Home - Education Resources - NDT Course Material - Materials and Processes
 

Materials/Processes

Selection of Materials
Specific Metals
  Metal Ores
  Iron and Steel
  Decarburization
  Aluminum/Aluminum Alloys
  Nickel and Nickel Alloys
  Titanium and Titanium Alloys


General Manufacturing Processes

Metallic Components
Ceramic and Glass Components
Polymers/Plastic Components
Composites

Manufacturing Defects
Metals
Polymers
Composites

Service Induced Damage
Metals
Polymers
Composites
Material Specifications

Component Design, Performance and NDE
Strength
Durability
Fracture Mechanics
Nondestructive Evaluation

Atomic Bonding
(Metallic, Ionic, Covalent, and van der Waals Bonds)

From elementary chemistry it is known that the atomic structure of any element is made up of a positively charged nucleus surrounded by electrons revolving around it. An element’s atomic number indicates the number of positively charged protons in the nucleus. The atomic weight of an atom indicates how many protons and neutrons in the nucleus. To determine the number of neutrons in an atom, the atomic number is simply subtracted from the atomic weight.

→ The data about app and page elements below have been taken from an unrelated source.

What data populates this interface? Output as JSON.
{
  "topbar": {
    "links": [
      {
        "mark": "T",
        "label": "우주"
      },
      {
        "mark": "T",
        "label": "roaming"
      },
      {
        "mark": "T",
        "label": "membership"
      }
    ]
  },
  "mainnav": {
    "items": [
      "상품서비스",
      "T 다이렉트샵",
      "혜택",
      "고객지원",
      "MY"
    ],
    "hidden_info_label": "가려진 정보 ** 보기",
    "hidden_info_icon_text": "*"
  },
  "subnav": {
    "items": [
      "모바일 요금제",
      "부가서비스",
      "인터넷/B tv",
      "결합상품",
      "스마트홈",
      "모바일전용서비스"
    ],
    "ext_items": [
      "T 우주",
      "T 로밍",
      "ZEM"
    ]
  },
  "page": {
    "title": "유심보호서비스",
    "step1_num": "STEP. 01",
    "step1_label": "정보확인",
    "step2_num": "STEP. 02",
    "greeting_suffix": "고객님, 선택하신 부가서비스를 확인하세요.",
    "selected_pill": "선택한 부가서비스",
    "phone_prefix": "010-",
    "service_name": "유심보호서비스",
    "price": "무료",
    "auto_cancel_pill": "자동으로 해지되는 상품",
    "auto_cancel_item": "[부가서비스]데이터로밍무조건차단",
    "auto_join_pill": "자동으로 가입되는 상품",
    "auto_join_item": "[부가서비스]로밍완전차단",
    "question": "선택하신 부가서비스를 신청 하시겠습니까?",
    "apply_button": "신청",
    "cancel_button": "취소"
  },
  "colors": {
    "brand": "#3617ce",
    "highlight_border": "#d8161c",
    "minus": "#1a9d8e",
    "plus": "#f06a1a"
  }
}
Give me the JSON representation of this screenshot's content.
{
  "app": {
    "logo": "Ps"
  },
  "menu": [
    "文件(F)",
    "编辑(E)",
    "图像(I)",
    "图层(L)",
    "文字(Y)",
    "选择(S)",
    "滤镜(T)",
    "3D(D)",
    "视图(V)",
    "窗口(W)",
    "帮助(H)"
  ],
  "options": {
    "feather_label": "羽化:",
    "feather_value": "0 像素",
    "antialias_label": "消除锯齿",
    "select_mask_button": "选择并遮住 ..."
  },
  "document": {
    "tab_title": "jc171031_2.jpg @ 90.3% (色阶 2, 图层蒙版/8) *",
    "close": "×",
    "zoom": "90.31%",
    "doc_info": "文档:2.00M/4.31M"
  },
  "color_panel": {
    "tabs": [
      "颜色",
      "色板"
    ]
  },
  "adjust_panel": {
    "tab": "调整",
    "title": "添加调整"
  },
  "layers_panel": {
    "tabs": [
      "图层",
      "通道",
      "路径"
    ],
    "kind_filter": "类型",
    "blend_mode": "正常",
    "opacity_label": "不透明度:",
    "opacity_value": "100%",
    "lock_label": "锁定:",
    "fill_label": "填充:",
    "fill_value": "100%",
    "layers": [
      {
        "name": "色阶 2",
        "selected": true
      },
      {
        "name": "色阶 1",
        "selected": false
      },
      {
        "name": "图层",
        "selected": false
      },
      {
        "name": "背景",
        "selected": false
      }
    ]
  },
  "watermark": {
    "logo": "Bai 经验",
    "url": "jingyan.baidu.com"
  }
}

Atoms like to have a balanced electrical charge. Therefore, they usually have negatively charged electrons surrounding the nucleus in numbers equal to the number of protons. It is also known that electrons are present with different energies and it is convenient to consider these electrons surrounding the nucleus in energy “shells.” For example, magnesium, with an atomic number of 12, has two electrons in the inner shell, eight in the second shell and two in the outer shell.

All chemical bonds involve electrons. Atoms will stay close together if they have a shared interest in one or more electrons. Atoms are at their most stable when they have no partially-filled electron shells. If an atom has only a few electrons in a shell, it will tend to lose them to empty the shell. These elements are metals. When metal atoms bond, a metallic bond occurs. When an atom has a nearly full electron shell, it will try to find electrons from another atom so that it can fill its outer shell. These elements are usually described as nonmetals. The bond between two nonmetal atoms is usually a covalent bond. Where metal and nonmetal atom come together an ionic bond occurs. There are also other, less common, types of bond but the details are beyond the scope of this material. On the next few pages, the Metallic, Covalent and Ionic bonds will be covered in more detail.